Canada Goose Holdings (TSX:GOOS)(NYSE:GOOS) has been one of the hottest Canadian IPOs in recent memory. The luxury parka maker led by CEO Dani Reiss delivered a blowout Q1 fiscal 2019 quarter that caused shares to take off like a coiled spring. There’s no question that the quarter was one that was during a seasonally weak period for apparel. After all, who buys parkas after the winter season comes to a close?
A quarter for the ages!
The goose rallied 50% in the trading sessions that followed the legendary quarterly beat, which saw total revenues rocket 58% year over year with an applause-worthy 1610 basis point gross margin improvement on a year-over-year basis.
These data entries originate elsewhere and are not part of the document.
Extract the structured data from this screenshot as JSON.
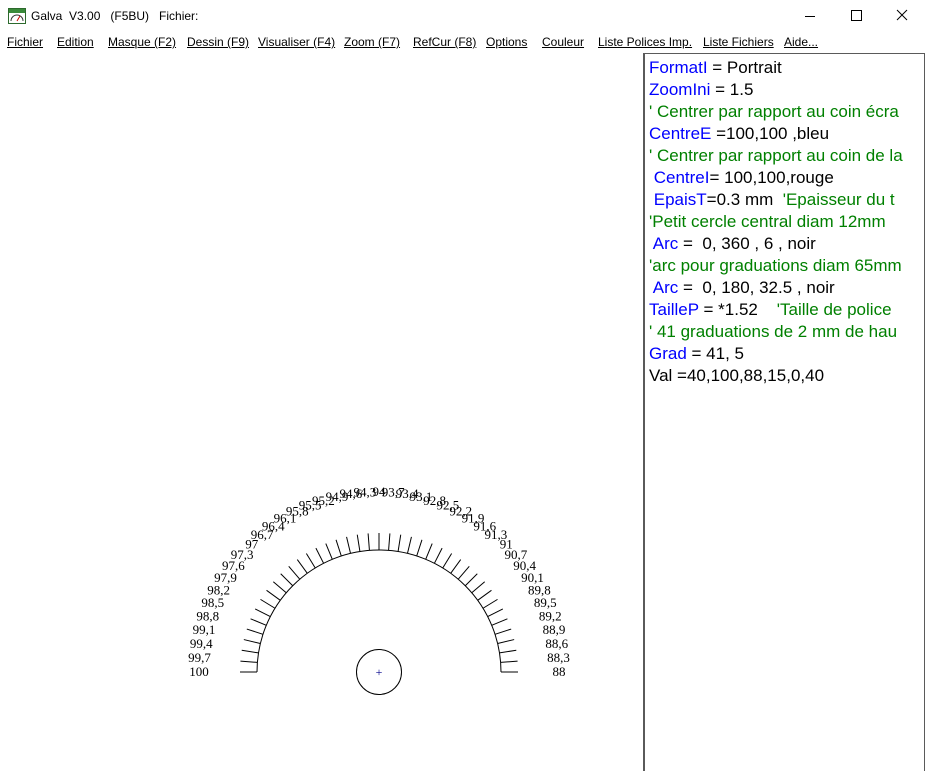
{
  "window": {
    "title": "Galva  V3.00   (F5BU)   Fichier:",
    "icon": "galvanometer-app-icon",
    "controls": [
      "minimize-icon",
      "maximize-icon",
      "close-icon"
    ]
  },
  "menu": [
    {
      "label": "Fichier"
    },
    {
      "label": "Edition"
    },
    {
      "label": "Masque (F2)"
    },
    {
      "label": "Dessin (F9)"
    },
    {
      "label": "Visualiser (F4)"
    },
    {
      "label": "Zoom (F7)"
    },
    {
      "label": "RefCur (F8)"
    },
    {
      "label": "Options"
    },
    {
      "label": "Couleur"
    },
    {
      "label": "Liste Polices Imp."
    },
    {
      "label": "Liste Fichiers"
    },
    {
      "label": "Aide..."
    }
  ],
  "colors": {
    "keyword": "#0000ff",
    "text": "#000000",
    "comment": "#008000",
    "border": "#5a5a5a"
  },
  "editor": {
    "lines": [
      [
        {
          "t": "FormatI",
          "c": "kw"
        },
        {
          "t": " = Portrait",
          "c": "txt"
        }
      ],
      [
        {
          "t": "ZoomIni",
          "c": "kw"
        },
        {
          "t": " = 1.5",
          "c": "txt"
        }
      ],
      [
        {
          "t": "' Centrer par rapport au coin écra",
          "c": "cm"
        }
      ],
      [
        {
          "t": "CentreE",
          "c": "kw"
        },
        {
          "t": " =100,100 ,bleu",
          "c": "txt"
        }
      ],
      [
        {
          "t": "' Centrer par rapport au coin de la",
          "c": "cm"
        }
      ],
      [
        {
          "t": " ",
          "c": "txt"
        },
        {
          "t": "CentreI",
          "c": "kw"
        },
        {
          "t": "= 100,100,rouge",
          "c": "txt"
        }
      ],
      [
        {
          "t": " ",
          "c": "txt"
        },
        {
          "t": "EpaisT",
          "c": "kw"
        },
        {
          "t": "=0.3 mm  ",
          "c": "txt"
        },
        {
          "t": "'Epaisseur du t",
          "c": "cm"
        }
      ],
      [
        {
          "t": "'Petit cercle central diam 12mm",
          "c": "cm"
        }
      ],
      [
        {
          "t": " ",
          "c": "txt"
        },
        {
          "t": "Arc",
          "c": "kw"
        },
        {
          "t": " =  0, 360 , 6 , noir",
          "c": "txt"
        }
      ],
      [
        {
          "t": "'arc pour graduations diam 65mm",
          "c": "cm"
        }
      ],
      [
        {
          "t": " ",
          "c": "txt"
        },
        {
          "t": "Arc",
          "c": "kw"
        },
        {
          "t": " =  0, 180, 32.5 , noir",
          "c": "txt"
        }
      ],
      [
        {
          "t": "TailleP",
          "c": "kw"
        },
        {
          "t": " = *1.52    ",
          "c": "txt"
        },
        {
          "t": "'Taille de police",
          "c": "cm"
        }
      ],
      [
        {
          "t": "' 41 graduations de 2 mm de hau",
          "c": "cm"
        }
      ],
      [
        {
          "t": "Grad",
          "c": "kw"
        },
        {
          "t": " = 41, 5",
          "c": "txt"
        }
      ],
      [
        {
          "t": "Val =40,100,88,15,0,40",
          "c": "txt"
        }
      ]
    ]
  },
  "drawing": {
    "graduation_count": 41,
    "scale_labels": [
      "100",
      "99,7",
      "99,4",
      "99,1",
      "98,8",
      "98,5",
      "98,2",
      "97,9",
      "97,6",
      "97,3",
      "97",
      "96,7",
      "96,4",
      "96,1",
      "95,8",
      "95,5",
      "95,2",
      "94,9",
      "94,6",
      "94,3",
      "94",
      "93,7",
      "93,4",
      "93,1",
      "92,8",
      "92,5",
      "92,2",
      "91,9",
      "91,6",
      "91,3",
      "91",
      "90,7",
      "90,4",
      "90,1",
      "89,8",
      "89,5",
      "89,2",
      "88,9",
      "88,6",
      "88,3",
      "88"
    ],
    "center_mark": "+"
  }
}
The company’s direct-to-consumer (DTC) channel is primarily responsible for the remarkable improvements to both sales growth and margins. And with brick-and-mortar stores slated to open in prime urban locations, I think there are plenty of reasons to believe that the top-line (and gross margin) growth momentum can continue over the next few years.
Add the ambitious expansion into the Chinese market into the equation, which I think will be a profoundly profitable success, and I believe Canada Goose can and will fly much higher over the next three years.
A strong play on millennials
Compared to the Baby Boomers or Generation X, we know that in aggregate, millennials aren’t buying homes, they’re not starting families, and they’re not buying new luxury cars. Nope. These are all ridiculously expensive, especially when you consider the rise of the “gig” economy that’s the norm among millennials. Less stability and a lack of affordability mean a multi-decade mortgage is out of the question. So, too, are starting large families and new luxury car purchases.
Housing prices are going, going, gone. They’re absurdly expensive, especially in markets like Vancouver or Toronto. Moreover, millennials understand that given their unique circumstances, the traditional “scripted route” of getting a mortgage straight out of college and having a child by 30 is less practical than it used to be. That’s not to say that millennials in aggregate aren’t making money though, they’re just weighing the opportunity costs and adjusting their spending patterns given the profoundly different environment that exists today compared to years past.
One thing is clear though: millennials are spending, they’re just spending in different way than their parents (or grandparents) did. And as the millennial generation approaches peak consumer spending, their spending habits are going to become more influential in changing the way capital is allocated in the free markets — so much so such that investors may want to consider adjusting their portfolios to cater to the millennial boom.
How does this relate to Canada Goose?
In a recent article, I went over the most remarkable consumer spending trends that the millennial generation has and will likely continue to exhibit. One of the most remarkable takeaways is the fact that millennials are more likely than prior generations to purchase clothing that they don’t necessarily need.
Millennials are opening up their wallets for discretionary goods, and luxury outerwear maker Canada Goose has a front-row seat to this profound shifting of spending from real estate (and insurance) to lower-cost discretionary items like clothing.
Moving forward, the Goose is guiding for revenue growth of at least 20%, adjusted EBITDA margins of at least 50 basis points. I’d encourage investors to consider the at least part of the guidance, as the company has the potential to surprise itself once again.
Canada Goose has powerful growth drivers in the works. That said, I think investors should get some skin in the game before the company expands its reach across the globe. This growth story is just getting started, and there are profoundly influential trends that are working in goose’s favour, most notably the rise of millennials and their affinity for discretionary purchases.
With that in mind, I think Canada Goose makes a solid case for why it should be a $100 stock. But in the meantime, watch out for the death cross, as a better entry point could very well be on the horizon.
Stay hungry. Stay Foolish.
This article represents the opinion of the writer, who may disagree with the “official” recommendation position of a Motley Fool premium service or advisor. We’re Motley! Questioning an investing thesis — even one of our own — helps us all think critically about investing and make decisions that help us become smarter, happier, and richer, so we sometimes publish articles that may not be in line with recommendations, rankings or other content.
Fool contributor Joey Frenette has no position in any of the stocks mentioned.